Mercury Levels Same in Autistic, Other Children
Fish Consumption Predicted Levels Best, Researchers Found
Mercury Levels: Study Findings
The autism group did not differ from the typically developing group in the
level of mercury circulating in their blood after the researchers adjusted for
the sources of mercury, Hertz-Picciotto says.
''There are no obvious differences in the circulating levels of mercury"
among the three groups, she says.
"Unadjusted, those with autism had lower levels as it turns out," she says.
That may be due to a lower consumption of fish among those with autism, she
says, perhaps because of the tendency to be picky eaters and adhere to the same
The average levels of mercury were 0.24 micrograms per liter for the
typically developing children, 0.26 micrograms per liter for those with autism
or autism spectrum disorder, and

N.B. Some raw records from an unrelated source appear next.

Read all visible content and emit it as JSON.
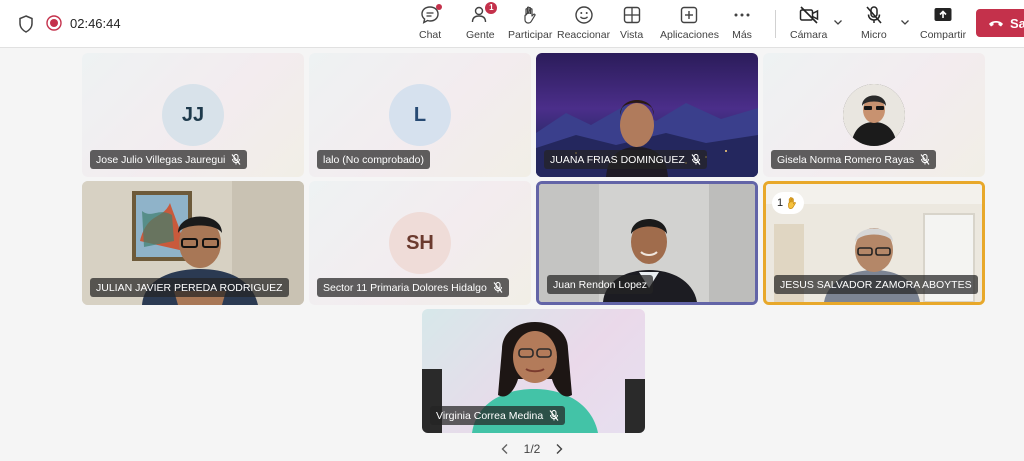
{
  "meeting": {
    "timer": "02:46:44"
  },
  "toolbar": {
    "chat": "Chat",
    "people": "Gente",
    "people_badge": "1",
    "raise": "Participar",
    "react": "Reaccionar",
    "view": "Vista",
    "apps": "Aplicaciones",
    "more": "Más",
    "camera": "Cámara",
    "mic": "Micro",
    "share": "Compartir",
    "leave": "Sa"
  },
  "participants": [
    {
      "name": "Jose Julio Villegas Jauregui",
      "initials": "JJ",
      "muted": true
    },
    {
      "name": "lalo (No comprobado)",
      "initials": "L",
      "muted": false
    },
    {
      "name": "JUANA FRIAS DOMINGUEZ",
      "muted": true
    },
    {
      "name": "Gisela Norma Romero Rayas",
      "muted": true
    },
    {
      "name": "JULIAN JAVIER PEREDA RODRIGUEZ",
      "muted": false
    },
    {
      "name": "Sector 11 Primaria Dolores Hidalgo",
      "initials": "SH",
      "muted": true
    },
    {
      "name": "Juan Rendon Lopez",
      "muted": false
    },
    {
      "name": "JESUS SALVADOR ZAMORA ABOYTES",
      "muted": false,
      "hand_order": "1"
    },
    {
      "name": "Virginia Correa Medina",
      "muted": true
    }
  ],
  "pager": {
    "label": "1/2"
  },
  "colors": {
    "leave": "#c4314b",
    "speaking_border": "#6264a7",
    "hand_border": "#e8a82a"
  }
}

0.16 micrograms for those with other developmental disorders, she found.
To put that in perspective, Hertz-Picciotto says the Environmental
Protection Agency considers a level of 5.8 micrograms per liter not risky
for pregnant women. There is no
specific standard set for children, she says.
Mercury Levels and Autism: Other Opinions
The new study drew mixed reactions from experts. The new findings ''should
be reassuring to parents," says Geraldine Dawson, PhD, chief science officer
for Autism Speaks and a research professor at the University of North Carolina,
''There has been concern by some parents that just the normal kind of
exposure to mercury in our environment ... might have a bigger effect on
children with autism, and they might have specific trouble metabolizing
mercury,” Dawson says.
''This [study] suggests that children with autism are not retaining high
levels of mercury in their body,” she says. “This study does not address the
issue of whether mercury played a role in causing autism."
Sallie Bernard, co-founder and executive director of the Coalition for
SafeMinds, called the study interesting but limited in its worth. "I think this
is a study that adds to the literature on mercury and autism," she says. "But
because it is looking at post-diagnosis exposure and does not investigate
unique susceptibility and different toxicokinetics [such as absorption] of
children with an autism spectrum disorder, the value of the study in
understanding the role of mercury in autism is limited."
In a statement released by SafeMinds in response to the study, Bernard calls
for research to look at how children with autism may handle mercury exposures
differently, pointing to research suggesting children with autism may be more
susceptible to stressors such as mercury.